Sizzling demand isn’t the only factor at play, though. Grocers, smaller ranchers, and some members of Congress are alleging that the four biggest meatpacking companies – three of which are US-based – have colluded to tamp down the beef supply, keeping prices artificially high.
Fat margins are breeding suspicion. Cargill, a meat processor and America’s largest private company, is making as much as 20 times normal profit margins per cattle head, according to RaboResearch. Even compared to past periods of pricey beef, Cargill’s margins are still elevated by a factor of six.
One Montana-based small-time rancher told the Times he hasn’t turned a profit in four years – and he blames the big meatpackers. He, like other critics, believes beef supply is being manipulated, likely as a result of non-transparent practices and consolidation in the meat-processing industry.
Antitrust pressure is growing, including from a DOJ probe of the meatpackers’ potential anticompetitive practices.
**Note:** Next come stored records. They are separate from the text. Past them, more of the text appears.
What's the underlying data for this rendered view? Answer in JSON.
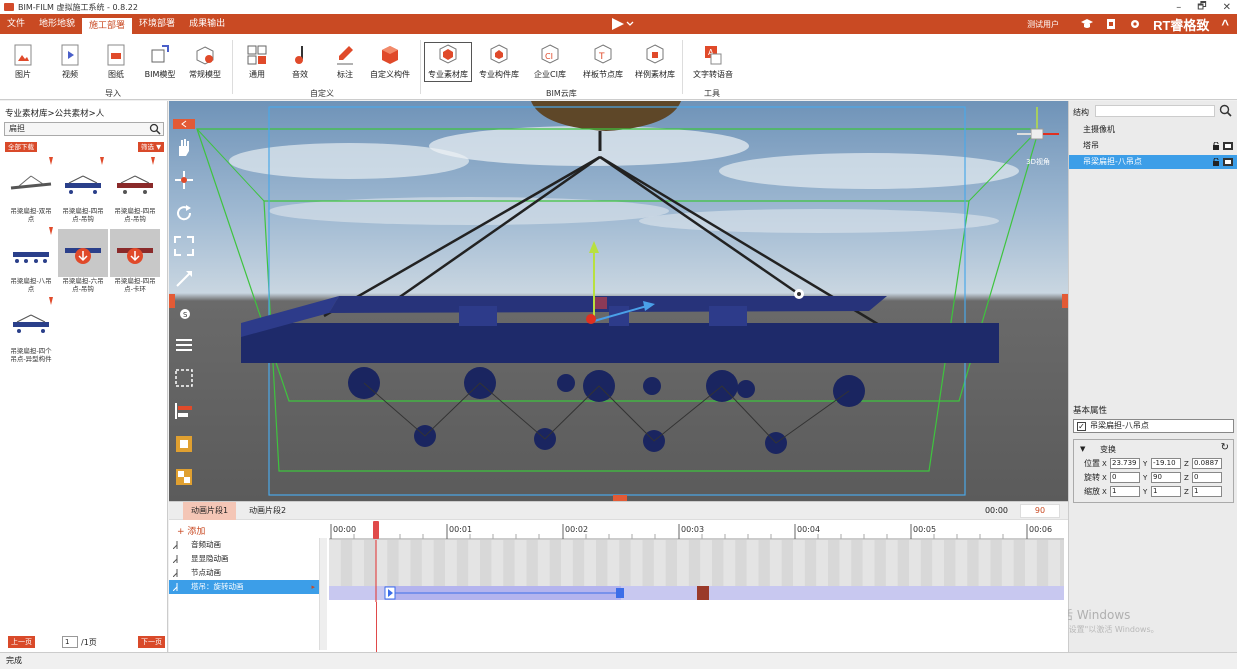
{
  "window": {
    "title": "BIM-FILM 虚拟施工系统 - 0.8.22",
    "min": "–",
    "max": "🗗",
    "close": "✕"
  },
  "menu": {
    "items": [
      "文件",
      "地形地貌",
      "施工部署",
      "环境部署",
      "成果输出"
    ],
    "active_index": 2,
    "user": "测试用户",
    "brand": "RT睿格致",
    "brand_caret": "^"
  },
  "ribbon": {
    "tools": [
      {
        "label": "图片"
      },
      {
        "label": "视频"
      },
      {
        "label": "图纸"
      },
      {
        "label": "BIM模型"
      },
      {
        "label": "常规模型"
      },
      {
        "label": "通用"
      },
      {
        "label": "音效"
      },
      {
        "label": "标注"
      },
      {
        "label": "自定义构件"
      },
      {
        "label": "专业素材库"
      },
      {
        "label": "专业构件库"
      },
      {
        "label": "企业CI库"
      },
      {
        "label": "样板节点库"
      },
      {
        "label": "样例素材库"
      },
      {
        "label": "文字转语音"
      }
    ],
    "groups": [
      "导入",
      "自定义",
      "BIM云库",
      "工具"
    ]
  },
  "left_panel": {
    "breadcrumb": "专业素材库>公共素材>人",
    "search_value": "扁担",
    "download_all": "全部下载",
    "filter": "筛选 ▼",
    "items": [
      {
        "caption_1": "吊梁扁担-双吊",
        "caption_2": "点"
      },
      {
        "caption_1": "吊梁扁担-四吊",
        "caption_2": "点-吊钩"
      },
      {
        "caption_1": "吊梁扁担-四吊",
        "caption_2": "点-吊钩"
      },
      {
        "caption_1": "吊梁扁担-八吊",
        "caption_2": "点"
      },
      {
        "caption_1": "吊梁扁担-六吊",
        "caption_2": "点-吊钩"
      },
      {
        "caption_1": "吊梁扁担-四吊",
        "caption_2": "点-卡环"
      },
      {
        "caption_1": "吊梁扁担-四个",
        "caption_2": "吊点-异型构件"
      }
    ],
    "pager": {
      "prev": "上一页",
      "page": "1",
      "total": "/1页",
      "next": "下一页"
    }
  },
  "viewport": {
    "view_label": "3D视角"
  },
  "right_panel": {
    "structure_title": "结构",
    "tree": [
      {
        "label": "主摄像机"
      },
      {
        "label": "塔吊"
      },
      {
        "label": "吊梁扁担-八吊点"
      }
    ],
    "basic_props": "基本属性",
    "object_name": "吊梁扁担-八吊点",
    "transform_title": "变换",
    "transform": {
      "position_label": "位置",
      "position": {
        "x": "23.739",
        "y": "-19.10",
        "z": "0.0887"
      },
      "rotation_label": "旋转",
      "rotation": {
        "x": "0",
        "y": "90",
        "z": "0"
      },
      "scale_label": "缩放",
      "scale": {
        "x": "1",
        "y": "1",
        "z": "1"
      }
    },
    "watermark": "激活 Windows",
    "watermark_sub": "转到\"设置\"以激活 Windows。"
  },
  "timeline": {
    "tabs": [
      "动画片段1",
      "动画片段2"
    ],
    "time": "00:00",
    "fps": "90",
    "add": "+ 添加",
    "tracks": [
      "音频动画",
      "显显隐动画",
      "节点动画",
      "塔吊：旋转动画"
    ],
    "ruler": [
      "00:00",
      "00:01",
      "00:02",
      "00:03",
      "00:04",
      "00:05",
      "00:06"
    ]
  },
  "status": {
    "text": "完成"
  },
  "colors": {
    "accent": "#c94a23",
    "select": "#3c9ee8"
  }
}
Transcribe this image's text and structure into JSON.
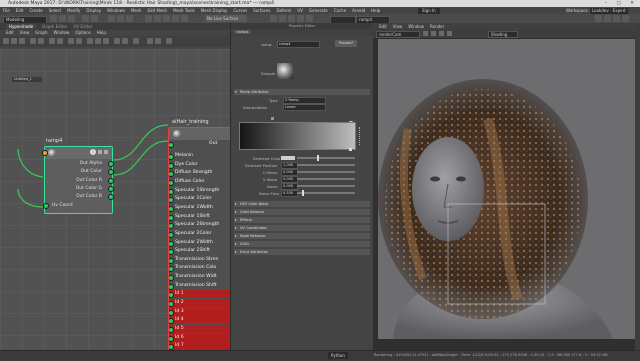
{
  "window": {
    "title": "Autodesk Maya 2017: D:\\WORK\\Training\\Mirok 118 - Realistic Hair Shading\\_maya\\scenes\\training_start.ma* --- ramp4",
    "menu": [
      "File",
      "Edit",
      "Create",
      "Select",
      "Modify",
      "Display",
      "Windows",
      "Mesh",
      "Edit Mesh",
      "Mesh Tools",
      "Mesh Display",
      "Curves",
      "Surfaces",
      "Deform",
      "UV",
      "Generate",
      "Cache",
      "Arnold",
      "Help"
    ],
    "sign_in": "Sign In",
    "workspace_label": "Workspace :",
    "workspace_value": "Lookdev - Expert"
  },
  "shelf": {
    "mode": "Modeling",
    "live_surface": "No Live Surface"
  },
  "hypershade": {
    "tabs": [
      "Hypershade",
      "Graph Editor",
      "UV Editor"
    ],
    "menu": [
      "Edit",
      "View",
      "Graph",
      "Window",
      "Options",
      "Help"
    ],
    "graph_tab": "Untitled_1",
    "ramp_node": {
      "title": "ramp4",
      "attrs": [
        "Out Alpha",
        "Out Color",
        "Out Color R",
        "Out Color G",
        "Out Color B",
        "Uv Coord"
      ]
    },
    "hair_node": {
      "title": "aiHair_training",
      "out": "Out",
      "attrs": [
        "Melanin",
        "Dye Color",
        "Diffuse Strength",
        "Diffuse Color",
        "Specular 1Strength",
        "Specular 1Color",
        "Specular 1Width",
        "Specular 1Shift",
        "Specular 2Strength",
        "Specular 2Color",
        "Specular 2Width",
        "Specular 2Shift",
        "Transmission Stren",
        "Transmission Colo",
        "Transmission Widt",
        "Transmission Shift",
        "Id 1",
        "Id 2",
        "Id 3",
        "Id 4",
        "Id 5",
        "Id 6",
        "Id 7",
        "Id 8"
      ]
    }
  },
  "attribute_editor": {
    "title": "Property Editor",
    "tab": "ramp4",
    "ramp_label": "ramp:",
    "ramp_value": "ramp4",
    "presets": "Presets*",
    "sample_label": "Sample",
    "section_open": "Ramp Attributes",
    "type_label": "Type",
    "type_value": "V Ramp",
    "interp_label": "Interpolation",
    "interp_value": "Linear",
    "selected_color": "Selected Color",
    "selected_position": "Selected Position",
    "selected_position_value": "1.000",
    "u_wave": "U Wave",
    "v_wave": "V Wave",
    "noise": "Noise",
    "noise_freq": "Noise Freq",
    "zero": "0.000",
    "noise_freq_value": "0.500",
    "sections": [
      "HSV Color Noise",
      "Color Balance",
      "Effects",
      "UV Coordinates",
      "Node Behavior",
      "UUID",
      "Extra Attributes"
    ]
  },
  "viewport": {
    "menu": [
      "Edit",
      "View",
      "Window",
      "Render"
    ],
    "camera": "renderCam",
    "mode": "Shading"
  },
  "status": {
    "mel": "Python",
    "info": "Rendering : 419x300 (1.4791) : aiAINaisShape :  Time: 1/12/6 0:00.00 : 175,276.5048 : 1,99,15 : 1,5 : MB Mill 177.6 ; 5 : 04:52 MB"
  },
  "colors": {
    "selected_node_border": "#39e39c",
    "active_node_border": "#e04040",
    "connection": "#36c957",
    "error_row": "#b21e1e",
    "plug_orange": "#f0a030"
  }
}
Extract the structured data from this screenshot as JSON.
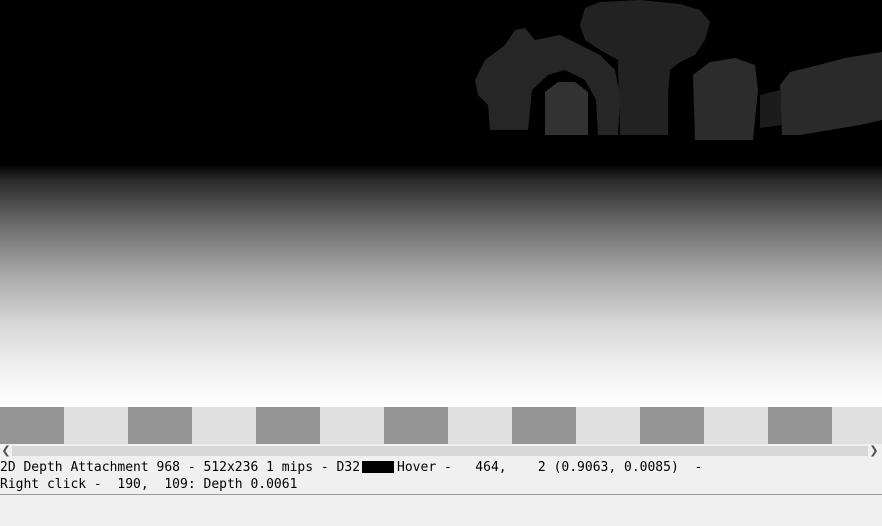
{
  "status": {
    "line1_prefix": "2D Depth Attachment 968 - 512x236 1 mips - D32",
    "line1_suffix": "Hover -   464,    2 (0.9063, 0.0085)  -",
    "line2": "Right click -  190,  109: Depth 0.0061",
    "swatch_color": "#000000"
  },
  "scrollbar": {
    "left_arrow_icon": "chevron-left-icon",
    "right_arrow_icon": "chevron-right-icon"
  },
  "colors": {
    "background": "#000000",
    "checker_dark": "#959595",
    "checker_light": "#e0e0e0",
    "status_bg": "#f0f0f0"
  }
}
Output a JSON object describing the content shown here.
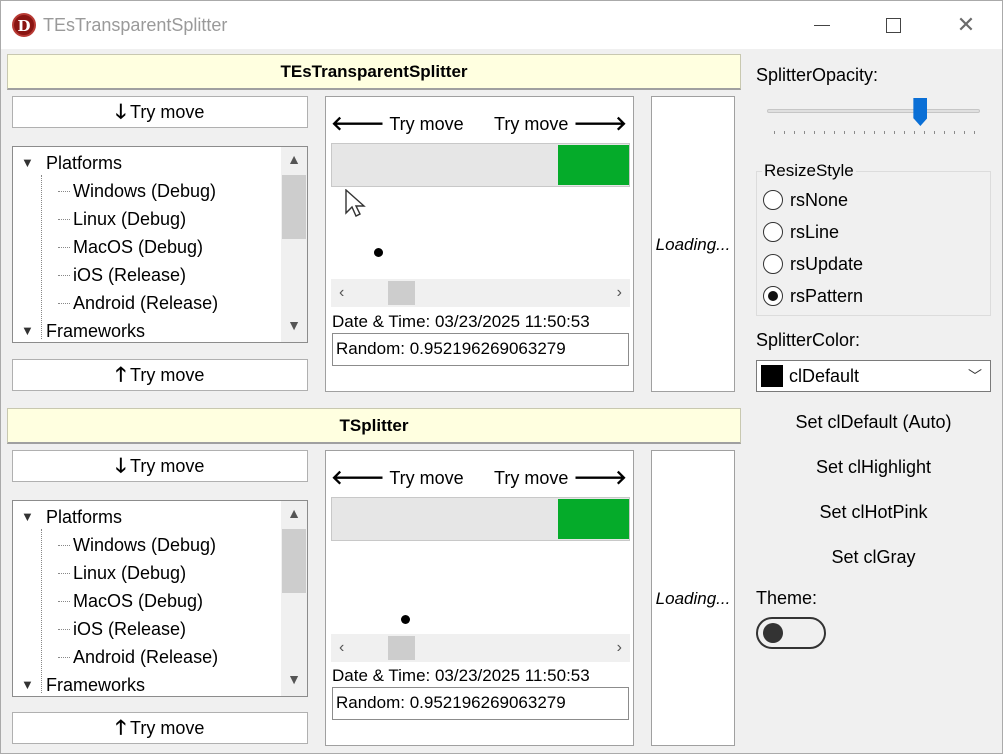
{
  "window": {
    "title": "TEsTransparentSplitter",
    "app_icon_letter": "D",
    "controls": [
      "minimize",
      "maximize",
      "close"
    ]
  },
  "panels": [
    {
      "header": "TEsTransparentSplitter",
      "top_button": "Try move",
      "bottom_button": "Try move",
      "tree": [
        {
          "label": "Platforms",
          "level": 0,
          "expanded": true
        },
        {
          "label": "Windows (Debug)",
          "level": 1
        },
        {
          "label": "Linux (Debug)",
          "level": 1
        },
        {
          "label": "MacOS (Debug)",
          "level": 1
        },
        {
          "label": "iOS (Release)",
          "level": 1
        },
        {
          "label": "Android (Release)",
          "level": 1
        },
        {
          "label": "Frameworks",
          "level": 0,
          "expanded": true
        }
      ],
      "try_left": "Try move",
      "try_right": "Try move",
      "datetime": "Date & Time: 03/23/2025 11:50:53",
      "random": "Random: 0.952196269063279",
      "loading": "Loading..."
    },
    {
      "header": "TSplitter",
      "top_button": "Try move",
      "bottom_button": "Try move",
      "tree": [
        {
          "label": "Platforms",
          "level": 0,
          "expanded": true
        },
        {
          "label": "Windows (Debug)",
          "level": 1
        },
        {
          "label": "Linux (Debug)",
          "level": 1
        },
        {
          "label": "MacOS (Debug)",
          "level": 1
        },
        {
          "label": "iOS (Release)",
          "level": 1
        },
        {
          "label": "Android (Release)",
          "level": 1
        },
        {
          "label": "Frameworks",
          "level": 0,
          "expanded": true
        }
      ],
      "try_left": "Try move",
      "try_right": "Try move",
      "datetime": "Date & Time: 03/23/2025 11:50:53",
      "random": "Random: 0.952196269063279",
      "loading": "Loading..."
    }
  ],
  "settings": {
    "opacity_label": "SplitterOpacity:",
    "opacity_fraction": 0.72,
    "resize_style_title": "ResizeStyle",
    "resize_options": [
      "rsNone",
      "rsLine",
      "rsUpdate",
      "rsPattern"
    ],
    "resize_selected": "rsPattern",
    "color_label": "SplitterColor:",
    "color_value": "clDefault",
    "color_swatch": "#000000",
    "color_buttons": [
      "Set clDefault (Auto)",
      "Set clHighlight",
      "Set clHotPink",
      "Set clGray"
    ],
    "theme_label": "Theme:",
    "theme_on": false
  },
  "colors": {
    "header_bg": "#ffffe0",
    "green_block": "#05ab2a",
    "slider_accent": "#0a6fd6"
  }
}
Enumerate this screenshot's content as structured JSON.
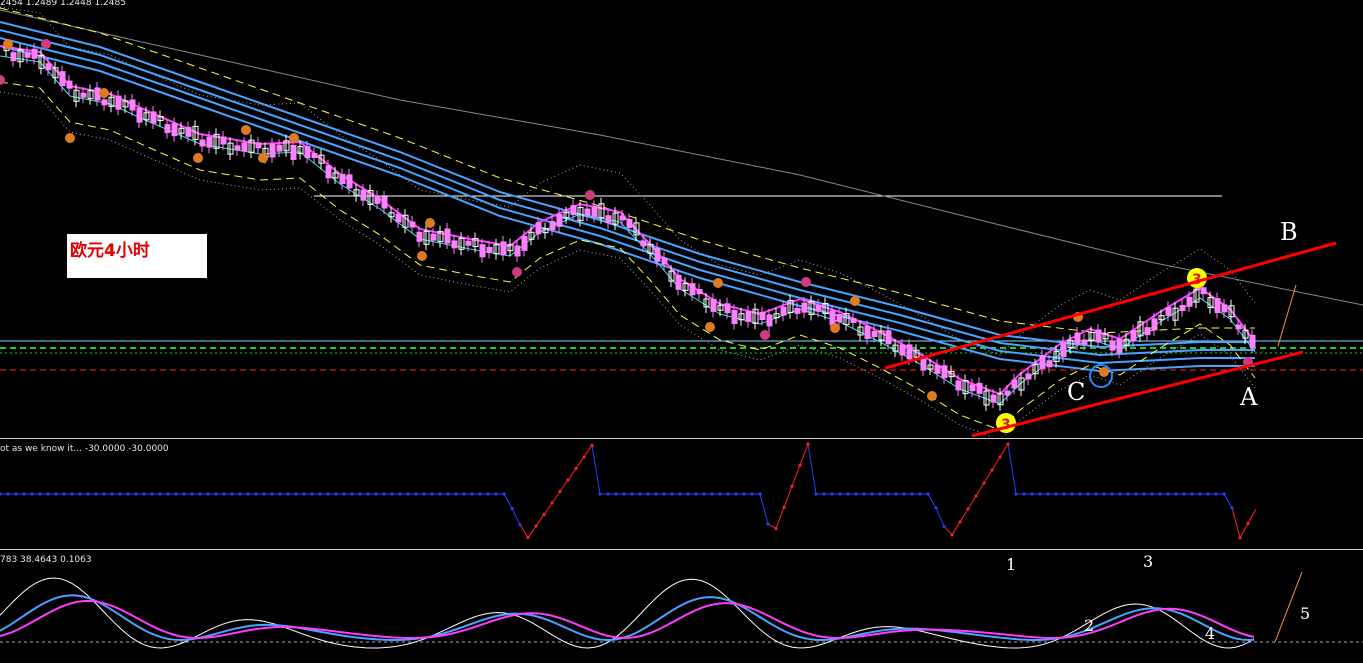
{
  "main": {
    "header_values": "2454 1.2489 1.2448 1.2485",
    "chart_label": "欧元4小时",
    "wave_labels": [
      "B",
      "C",
      "A"
    ],
    "pivot_markers": [
      "3",
      "3"
    ],
    "colors": {
      "background": "#000000",
      "bull": "#ffffff",
      "bear": "#ff80ff",
      "ma_blue": "#4aa3ff",
      "ma_magenta": "#ff3cff",
      "band_yellow": "#ffff40",
      "trendline": "#ff0000",
      "pivot": "#ffff00",
      "grid_green": "#22cc22"
    }
  },
  "indicator1": {
    "header": "ot as we know it...  -30.0000 -30.0000"
  },
  "indicator2": {
    "header": "783 38.4643 0.1063",
    "count_labels": [
      "1",
      "2",
      "3",
      "4",
      "5"
    ]
  }
}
The “big four” processors – which collectively control 80% of the industry – were subpoenaed in the investigation last year, and this May, a bipartisan group of senators encouraged the DOJ to redouble its efforts.
The big four have shown some signs of investing in supply expansion. US-based National Beef is expanding an Iowa-based plant and Brazil’s JBS is investing hundreds of millions in higher wages and more robust facilities, per the Times report.
“We believe our investments in increasing capacity and offering industry-leading wages to attract workers will lead to more opportunities for producers and benefits to consumers,” a spokesman for JBS told the Times.